Though Christmas is not the only holiday celebrated during this time of the year, it is one that seems to spur the creation of some of the most heartfelt and sentimental films ever made. I have already delved into some of my favorite Christmas movies of all time – all classics in their own right – but those are not the only flicks that utilize the cheer and spirit of this holiday. There are quite a few lesser known films that exhibit the same emotions during this time of the year through touching stories. So, without revealing too much, here are some indie films to satiate your Christmas movie appetite!

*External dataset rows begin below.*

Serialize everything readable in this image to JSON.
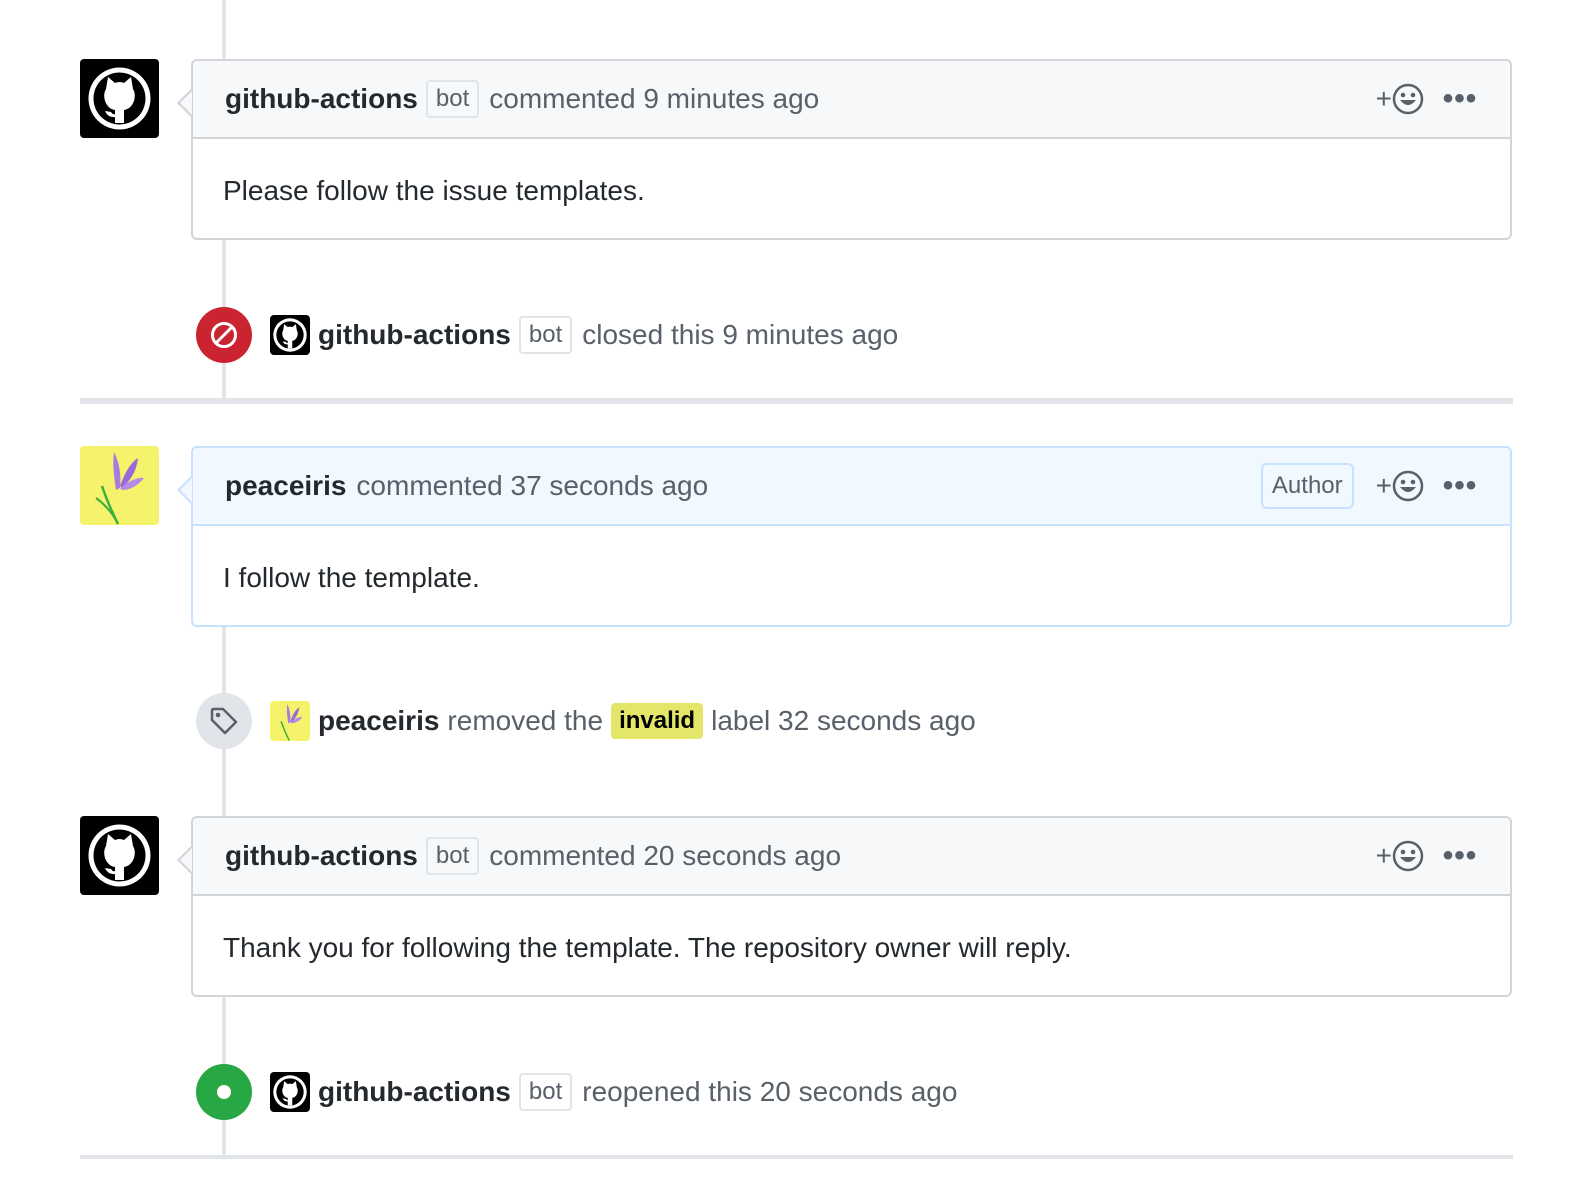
{
  "timeline": [
    {
      "type": "comment",
      "author": "github-actions",
      "bot_badge": "bot",
      "meta": "commented 9 minutes ago",
      "body": "Please follow the issue templates.",
      "react_plus": "+",
      "more_label": "•••"
    },
    {
      "type": "event",
      "event": "closed",
      "icon": "circle-slash-icon",
      "icon_color": "#cb2431",
      "actor": "github-actions",
      "bot_badge": "bot",
      "text": "closed this 9 minutes ago"
    },
    {
      "type": "comment",
      "author": "peaceiris",
      "meta": "commented 37 seconds ago",
      "author_badge": "Author",
      "body": "I follow the template.",
      "react_plus": "+",
      "more_label": "•••"
    },
    {
      "type": "event",
      "event": "unlabeled",
      "icon": "tag-icon",
      "actor": "peaceiris",
      "text_before": "removed the",
      "label": "invalid",
      "label_color": "#e4e669",
      "text_after": "label 32 seconds ago"
    },
    {
      "type": "comment",
      "author": "github-actions",
      "bot_badge": "bot",
      "meta": "commented 20 seconds ago",
      "body": "Thank you for following the template. The repository owner will reply.",
      "react_plus": "+",
      "more_label": "•••"
    },
    {
      "type": "event",
      "event": "reopened",
      "icon": "dot-fill-icon",
      "icon_color": "#28a745",
      "actor": "github-actions",
      "bot_badge": "bot",
      "text": "reopened this 20 seconds ago"
    }
  ]
}
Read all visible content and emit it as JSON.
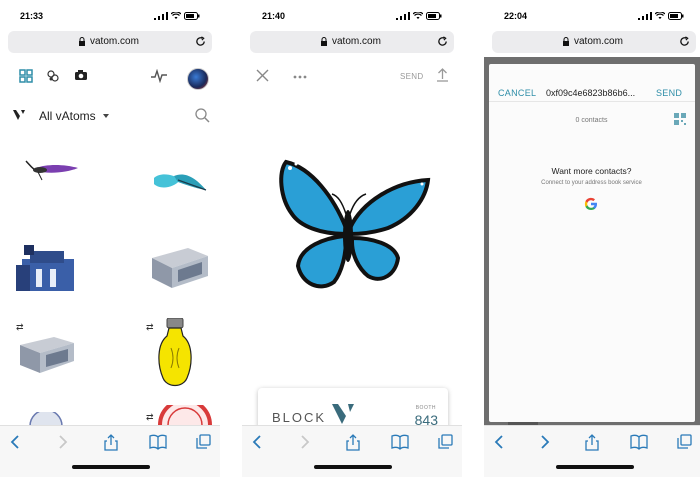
{
  "screens": [
    {
      "status": {
        "time": "21:33"
      },
      "browser": {
        "domain": "vatom.com"
      },
      "header": {
        "title": "All vAtoms"
      },
      "icons": [
        "grid-icon",
        "scan-icon",
        "camera-icon",
        "activity-icon",
        "avatar",
        "vatom-logo-icon",
        "search-icon"
      ],
      "grid": [
        "purple-dragonfly",
        "teal-butterfly",
        "blue-building",
        "building-booth",
        "building-booth-transfer",
        "yellow-lightbulb",
        "gear-medal",
        "red-seal"
      ]
    },
    {
      "status": {
        "time": "21:40"
      },
      "browser": {
        "domain": "vatom.com"
      },
      "actions": {
        "send_label": "SEND"
      },
      "card": {
        "brand": "BLOCK",
        "booth_label": "BOOTH",
        "booth_number": "843"
      }
    },
    {
      "status": {
        "time": "22:04"
      },
      "browser": {
        "domain": "vatom.com"
      },
      "modal": {
        "cancel_label": "CANCEL",
        "address": "0xf09c4e6823b86b6...",
        "send_label": "SEND",
        "contacts_count": "0 contacts",
        "want_more": "Want more contacts?",
        "connect_text": "Connect to your address book service"
      }
    }
  ],
  "colors": {
    "accent": "#2f8ea8",
    "butterfly_blue": "#2a9fd6",
    "bulb_yellow": "#f5e400",
    "booth_text": "#3a6b7c"
  }
}
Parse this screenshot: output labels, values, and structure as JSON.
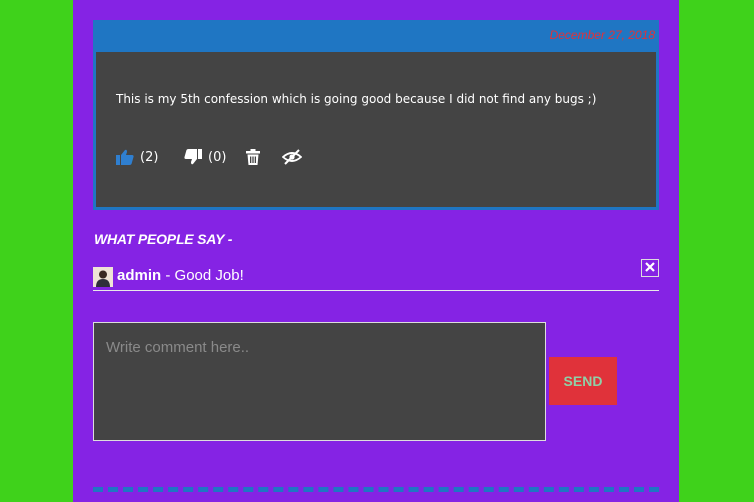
{
  "confession": {
    "date": "December 27, 2018",
    "text": "This is my 5th confession which is going good because I did not find any bugs ;)",
    "likes": "(2)",
    "dislikes": "(0)"
  },
  "icons": {
    "like": "thumbs-up-icon",
    "dislike": "thumbs-down-icon",
    "delete": "trash-icon",
    "hide": "eye-slash-icon",
    "close": "close-icon"
  },
  "comments_section": {
    "title": "WHAT PEOPLE SAY -",
    "items": [
      {
        "author": "admin",
        "separator": " - ",
        "text": "Good Job!"
      }
    ]
  },
  "comment_form": {
    "placeholder": "Write comment here..",
    "send_label": "SEND"
  },
  "colors": {
    "page_bg": "#3fd21b",
    "panel_bg": "#8523e4",
    "card_bg": "#1f76c3",
    "body_bg": "#444444",
    "accent_red": "#e0323a"
  }
}
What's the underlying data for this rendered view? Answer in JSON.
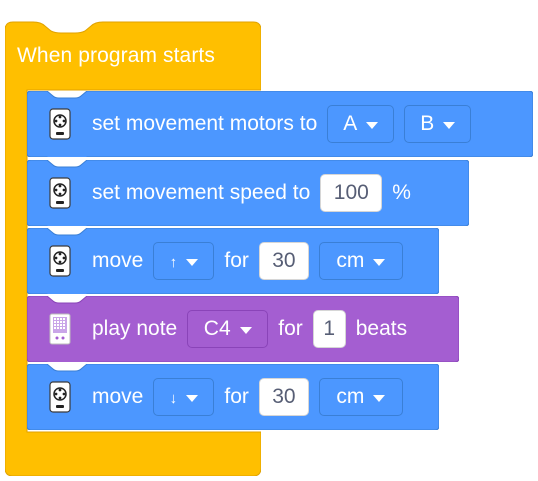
{
  "hat": {
    "label": "When program starts",
    "color": "#ffbf00"
  },
  "colors": {
    "motion_blue": "#4c97ff",
    "sound_purple": "#a45ed1",
    "input_white": "#ffffff"
  },
  "blocks": [
    {
      "icon": "movement-hub-icon",
      "text": "set movement motors to",
      "dropdown1": "A",
      "dropdown2": "B"
    },
    {
      "icon": "movement-hub-icon",
      "text": "set movement speed to",
      "value": "100",
      "unit": "%"
    },
    {
      "icon": "movement-hub-icon",
      "text": "move",
      "direction": "↑",
      "for_text": "for",
      "value": "30",
      "unit": "cm"
    },
    {
      "icon": "light-matrix-icon",
      "text": "play note",
      "note": "C4",
      "for_text": "for",
      "value": "1",
      "unit": "beats"
    },
    {
      "icon": "movement-hub-icon",
      "text": "move",
      "direction": "↓",
      "for_text": "for",
      "value": "30",
      "unit": "cm"
    }
  ]
}
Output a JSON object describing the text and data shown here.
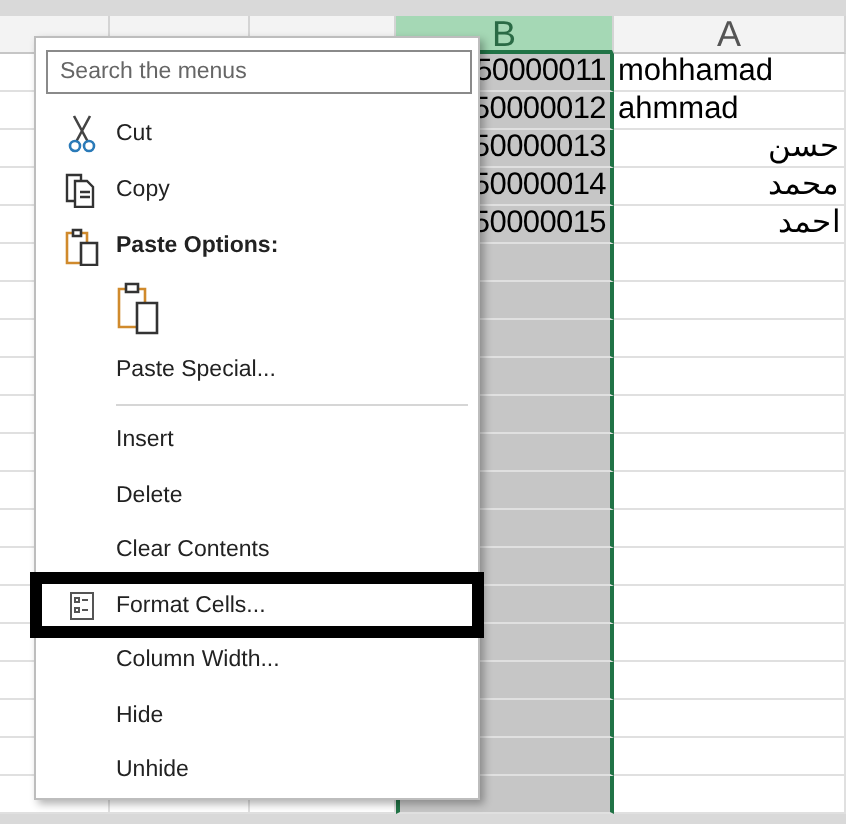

In short, Joyeux Noel explores a fictionalized version of the Christmas Truce of 1914 in which the Scots, Frenchmen, and Germans involved in fighting one another decided to cease fire during Christmas Eve and Day. I enjoy this film around the holidays not only because it is cinematically gorgeous, but also because it reaffirms the notion of putting ones differences aside to celebrate something larger than everyone. Whether you believe in Christianity, Judaism, or no religion at all, I believe people can appreciate the sentiment of hope for peace cross-culturally that is evident in this movie.
A Midnight Clear
Like Joyeux Noel, A Midnight Clear expounds upon similar ideas of peace amidst violence by retelling how at the Battle of the Bulge in 1944 Germans were willing to surrender over Christmas. Unlike the other film, however, this one ended with a ton more bloodshed and more of introspective view of how humanities xenophobia and inability to accept and atone for their indiscretions can ruin even the most intelligent plans geared towards peace. Tie that in with the fact that this is a time of the year for forgiveness, I hope this film helps people to learn to be more tolerant- this film definitely showed my own flaws in regards to this.
Mon Oncle Antoine
In this 1971 French-Canadian film, the Christmastime set storyline explores the Maurice Duplessis region of Quebec preceding the Asbestos Strike of the late 1940s. Benoît, a fifteen year old boy, is the prime character of the film, and as the viewer’s watch his coming of age story in this mining town simultaneously linking up with the move towards the encroaching political revolution, this film forces you to look at how we treat people in society; how we belittle and oppress others. Not the cheeriest of Christmas films, but definitely one to bring you to reality and teach you similar lessons to that learned from A Midnight Clear. It also cannot hurt that Roger Ebert also put this on his Great Movies list, if you need more convincing to look this up.
Which holiday movies do you always go back to?